Modern agriculture isn’t tethered to past practices, so it shouldn’t surprise anyone that experiments in wireless communication are as likely to occur at the farm level before migrating down the supply chain to production facilities.
Field Connect is a case in point. Originally dubbed CropSense before the technology was acquired by Deere & Co., the solar-powered units collect data on soil temperature, moisture levels, electric conductivity (as a salinity indicator) and other variables through ground sensors connected by cable to the unit. It uploads the data every 15 minutes to a low-orbit satellite, which in turn batches it back to Earth to a John Deere data center, where it’s consolidated and relayed to clients like Ocean Mist Farms in Castroville, Calif.
At the recommendation of Ocean Mist’s Chris Drew, production manager-artichokes, the Salinas Valley produce firm became a beta test site for the technology in 2012. Early involvement gave Drew input in shaping how summary graphs and other data are presented. For example, sensors monitor soil moisture to a depth of 40 inches. Daily depletion is calculated, and Drew receives an email alert when replenishment is needed, freeing him and his staff for other tasks in the meantime.
Before the technology was deployed, Ocean Mist used a tensiometer to measure soil moisture, but the wireless technology is more accurate. More importantly, Drew points out, is the 24/7 monitoring the system provides. Dispatching personnel to a remote field during inclement weather or time crunches can result in spotty measurements. The sensors and satellites reliably collect data regardless of conditions.

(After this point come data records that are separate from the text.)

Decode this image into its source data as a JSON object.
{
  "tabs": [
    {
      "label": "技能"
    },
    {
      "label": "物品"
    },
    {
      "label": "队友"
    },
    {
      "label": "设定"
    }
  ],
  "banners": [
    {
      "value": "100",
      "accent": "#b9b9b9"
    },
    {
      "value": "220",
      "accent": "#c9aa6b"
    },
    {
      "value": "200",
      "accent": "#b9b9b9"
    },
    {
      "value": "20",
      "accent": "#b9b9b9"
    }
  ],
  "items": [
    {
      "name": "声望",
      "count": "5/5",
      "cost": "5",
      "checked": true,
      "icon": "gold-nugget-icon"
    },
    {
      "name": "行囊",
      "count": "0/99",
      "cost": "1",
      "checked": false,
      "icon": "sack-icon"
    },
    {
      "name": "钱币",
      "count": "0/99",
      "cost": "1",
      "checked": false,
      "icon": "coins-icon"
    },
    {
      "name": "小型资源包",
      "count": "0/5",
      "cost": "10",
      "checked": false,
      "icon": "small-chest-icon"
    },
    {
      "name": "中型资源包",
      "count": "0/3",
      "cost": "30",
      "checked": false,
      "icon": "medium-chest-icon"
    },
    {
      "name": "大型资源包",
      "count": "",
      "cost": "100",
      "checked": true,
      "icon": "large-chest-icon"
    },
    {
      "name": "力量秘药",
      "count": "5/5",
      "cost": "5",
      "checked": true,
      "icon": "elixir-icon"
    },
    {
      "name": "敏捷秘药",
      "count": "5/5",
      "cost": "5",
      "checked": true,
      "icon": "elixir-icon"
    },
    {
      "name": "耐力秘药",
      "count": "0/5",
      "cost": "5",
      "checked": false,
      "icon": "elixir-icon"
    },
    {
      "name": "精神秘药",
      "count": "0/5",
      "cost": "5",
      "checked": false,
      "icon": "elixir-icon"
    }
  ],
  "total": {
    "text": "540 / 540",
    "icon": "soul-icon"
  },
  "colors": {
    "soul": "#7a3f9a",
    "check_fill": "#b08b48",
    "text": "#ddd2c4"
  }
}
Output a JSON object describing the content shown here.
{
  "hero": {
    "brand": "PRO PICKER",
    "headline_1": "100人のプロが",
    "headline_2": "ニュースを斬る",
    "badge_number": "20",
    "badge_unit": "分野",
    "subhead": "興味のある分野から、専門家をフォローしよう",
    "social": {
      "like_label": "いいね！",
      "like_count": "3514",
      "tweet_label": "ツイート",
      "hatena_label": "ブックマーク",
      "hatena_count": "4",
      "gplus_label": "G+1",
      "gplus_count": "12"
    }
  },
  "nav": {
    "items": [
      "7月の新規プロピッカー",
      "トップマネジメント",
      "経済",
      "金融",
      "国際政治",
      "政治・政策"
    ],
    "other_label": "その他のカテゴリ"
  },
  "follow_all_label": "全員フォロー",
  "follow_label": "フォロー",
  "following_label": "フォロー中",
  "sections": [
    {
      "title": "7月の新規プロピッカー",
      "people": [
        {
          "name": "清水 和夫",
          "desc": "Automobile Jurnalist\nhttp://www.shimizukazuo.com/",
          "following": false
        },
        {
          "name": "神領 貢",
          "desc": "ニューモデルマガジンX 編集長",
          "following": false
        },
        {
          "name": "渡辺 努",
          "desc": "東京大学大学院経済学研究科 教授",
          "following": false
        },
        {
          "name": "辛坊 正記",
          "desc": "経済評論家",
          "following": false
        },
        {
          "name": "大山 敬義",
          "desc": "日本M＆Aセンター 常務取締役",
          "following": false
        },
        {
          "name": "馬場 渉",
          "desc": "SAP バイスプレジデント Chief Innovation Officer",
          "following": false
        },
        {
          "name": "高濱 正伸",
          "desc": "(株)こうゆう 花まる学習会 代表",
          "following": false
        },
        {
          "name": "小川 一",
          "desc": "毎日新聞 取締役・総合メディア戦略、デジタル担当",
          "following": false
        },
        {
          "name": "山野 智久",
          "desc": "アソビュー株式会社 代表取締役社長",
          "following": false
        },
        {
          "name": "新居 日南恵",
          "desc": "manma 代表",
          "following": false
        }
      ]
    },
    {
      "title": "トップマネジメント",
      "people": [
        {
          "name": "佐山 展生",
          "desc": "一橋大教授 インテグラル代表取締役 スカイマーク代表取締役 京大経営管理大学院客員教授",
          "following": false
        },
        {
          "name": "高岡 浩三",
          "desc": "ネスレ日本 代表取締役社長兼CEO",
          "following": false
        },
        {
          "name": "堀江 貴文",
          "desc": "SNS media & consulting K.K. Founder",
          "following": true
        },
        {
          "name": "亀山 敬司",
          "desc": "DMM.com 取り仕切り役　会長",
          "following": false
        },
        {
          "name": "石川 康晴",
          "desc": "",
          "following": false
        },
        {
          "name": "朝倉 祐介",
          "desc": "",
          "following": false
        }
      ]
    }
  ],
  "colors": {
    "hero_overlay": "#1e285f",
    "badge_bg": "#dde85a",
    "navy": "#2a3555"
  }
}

With the valley receiving half its normal rainfall in recent years, Ocean Mist avoids over-watering and is able to optimize fertilizer delivery.
Beyond fresh produce and in-plant monitoring of utilities such as compressed air and water consumption, however, wireless networks still struggle to get a foothold in food & beverage production. Part of the reason is the physical environment: Electronic noise and walls and other barriers can disrupt signal transmission, making wireless a nonstarter for machine motion control.
Another factor is the ready access to electric connections in the typical facility, resulting in hybrid systems that send radio signals but are hard wired. “In food, wireless often isn’t wireless,” observes Ola Westrom, senior industry manager-food & beverage at Endress+Hauser USA, Greenwood, Ind.
“Anything you can do over wired Ethernet, you can do wirelessly,” insists Divya Venkataraman, wireless product manager for Rockwell Automation Inc., Milwaukee. “There are a lot of reliability and security concerns, but there also are opportunities.”
The automotive industry is taking the lead on wireless adoption, she notes, and the entertainment industry, where equipment mobility is necessary when production crews move from location to location, is moving forward.
Data encryption and authentication of devices interacting with the network are addressed in IEEE 802.11, a wireless standard that is being widely adopted. Still, designing and maintaining a secure wireless network requires a level of expertise often absent in today’s manufacturing environments.
“It’s going to be an ongoing challenge,” acknowledges Tony Baker, Rockwell’s security leader. Identifying a controls engineer or IT professional who can support the infrastructure might be the solution, but an advanced level of expertise will be needed in either case, either in the implementation of necessary protocols for the former or a new appreciation of the particular needs of manufacturing for the latter.
Dialing for data
Mission-critical applications such as machine motion control and safety systems are not candidates for wireless networks, points out John Kowal, business development manager at B&R Industrial Automation Corp. in Roswell, Ga. Virtual network computing (VNC), on the other hand, already is enabling wireless machine set-up and diagnostics of equipment, and while it’s more likely to be found in chemical processing and water-treatment plants where line of sight isn’t important and wiring costs are high, it’s slowly making inroads in food and other industries.
VNC is the enabling technology behind B&R’s System Diagnostic Manager, a software tool the company embeds in its industrial controls. Using a web browser and a tablet or smart phone, an individual can access the software to configure the machine, diagnose run-time problems or monitor operating states.
“You could take control of the machine, but people don’t do that,” says Kowal. Instead, data are securely extracted and downloaded to a file or USB stick for analysis. No inbound transmission of data occurs.
That kind of telemetry functions at a higher level than the simple device connectivity in garden variety wireless networks, but it is helping lay the groundwork for options to wired communication. Such a change is a matter of when, not if. For several years, cable supplier Belden has been steadily adding and divesting business units as it repositions itself as a connectivity provider.
Batteries are the go-to option for powering wireless devices, although finite battery life poses its own challenges when sensors are placed in hard-to-access places. Considerable research is ongoing for alternatives, including photovoltaic systems that convert light to energy, thermo-electric devices that run off of waste heat and low-power motion technology that converts vibration or pressure ripples in a hydraulic line to generate energy.
Regardless of the power option or the application, wireless sensing will eventually find a niche in the food production environment. The evolution is occurring, more slowly than some would hope, but gradually the obstacles are being removed. After all, it worked for NASA, why not for brewing or baking?